Mom and dad, you’ll be happy to know that not only is there a lock to get into my apartment, but we also have a key to get into the apartment building at all. That makes me feel a lot better about living on my own for the very first time, with no roommates. There’s also a lady who everyone refers to as “auntie”. She basically has a room at the very front of the apartment, with a window looking out into the courtyard. We’re pretty sure her only job is to look out the window and see who comes into our building. There is also a video camera on every floor.
We’re getting ready to head to the supermarket soon, to get some food and home items. There’s also a pharmacy and a KFC right there, in case we need some American food. We had lunch with two of the men who work in the foreign affairs office today, though, and there are a few good restaurants around.
After going to the supermarket, Mr. Fu took us on another walk to show us where the bank and post office are. Then, he took us through the outdoor market that winds around right by our apartment. At first, I was a little weary of the market. Not trying to be mean, but a lot of places in China smell bad. There’s a lot of open garbage piles or just weird smells that don’t seem to have a reason or source. Anyway, the market at first reminded me of the market in Uganda. As we got further in, and closer back to our apartment, the market is actually going to be a really good place to go to find fruits and vegetables, and maybe even bread and rolls.

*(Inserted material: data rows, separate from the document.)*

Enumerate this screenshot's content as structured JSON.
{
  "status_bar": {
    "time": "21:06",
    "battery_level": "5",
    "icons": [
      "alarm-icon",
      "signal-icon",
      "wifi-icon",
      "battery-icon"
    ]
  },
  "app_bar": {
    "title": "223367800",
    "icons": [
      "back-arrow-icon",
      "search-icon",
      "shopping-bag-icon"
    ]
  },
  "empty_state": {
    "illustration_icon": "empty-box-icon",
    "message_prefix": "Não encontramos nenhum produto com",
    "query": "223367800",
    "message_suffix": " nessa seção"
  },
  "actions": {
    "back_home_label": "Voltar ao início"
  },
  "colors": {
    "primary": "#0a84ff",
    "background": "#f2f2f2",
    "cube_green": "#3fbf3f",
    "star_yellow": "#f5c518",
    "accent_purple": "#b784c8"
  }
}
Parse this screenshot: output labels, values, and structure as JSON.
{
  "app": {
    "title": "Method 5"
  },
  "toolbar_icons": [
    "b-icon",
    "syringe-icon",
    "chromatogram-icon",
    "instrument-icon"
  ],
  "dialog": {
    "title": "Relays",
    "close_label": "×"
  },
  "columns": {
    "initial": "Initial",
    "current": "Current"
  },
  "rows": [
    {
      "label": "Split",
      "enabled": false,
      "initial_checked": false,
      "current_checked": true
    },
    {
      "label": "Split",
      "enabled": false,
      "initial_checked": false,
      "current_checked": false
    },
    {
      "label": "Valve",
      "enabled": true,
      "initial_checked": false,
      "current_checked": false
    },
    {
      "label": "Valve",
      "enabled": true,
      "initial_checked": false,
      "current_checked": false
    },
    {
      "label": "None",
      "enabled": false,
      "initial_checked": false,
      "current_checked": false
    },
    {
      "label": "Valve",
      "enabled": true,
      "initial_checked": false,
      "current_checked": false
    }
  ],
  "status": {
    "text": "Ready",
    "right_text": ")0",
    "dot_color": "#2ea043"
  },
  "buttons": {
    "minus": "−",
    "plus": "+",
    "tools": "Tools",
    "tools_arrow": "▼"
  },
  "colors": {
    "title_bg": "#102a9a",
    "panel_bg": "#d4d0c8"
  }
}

Actually being at my own apartment has made me feel a lot better, much like I thought it would. I feel more settled, and I think I’m going to enjoy living here. I still miss everyone, but I just feel better having my own place and not living out of a suitcase. When I find cool places around here, I know how to get back to them because I live here. The streets are dirty and, at first glance, it kind of looks like I live in the Chinese version of the projects, but keeping things in perspective for the Chinese income instead of the American view of city life, this actually isn’t too bad.
I’m typing this right before Emily, Lauren, and I go back to the supermarket on our own. We’re going to try to find an Ethernet cord and maybe even a wireless router. I don’t know when I’ll be able to post this, but it will obviously be after that point.
At this moment, right now, as I type this, I feel okay. I feel like this next year is going to be an adventure. It’s barely started, and it’s already had such an impact on my world view and what I want for my future. I’m excited. I’m nervous. I’m homesick. But I’m keeping a journal of all the things I see and do so when I do have access to the internet, I can remember the things I see that I want to tell people. It makes me feel closer to home, even if I do look like a weirdo taking out a pen and notebook to jot things down out of the blue. I really don’t care. I’m already used to being stared at, having my picture taken, and being videotaped just for being American in China.
The control freak that I am, I’m starting to learn to let things go. I can’t plan how the next year is going to map out. I can’t possibly now what’s going to happen when I get home. But I can live in the moment and enjoy it, and try my hardest to keep in touch with the people I care about.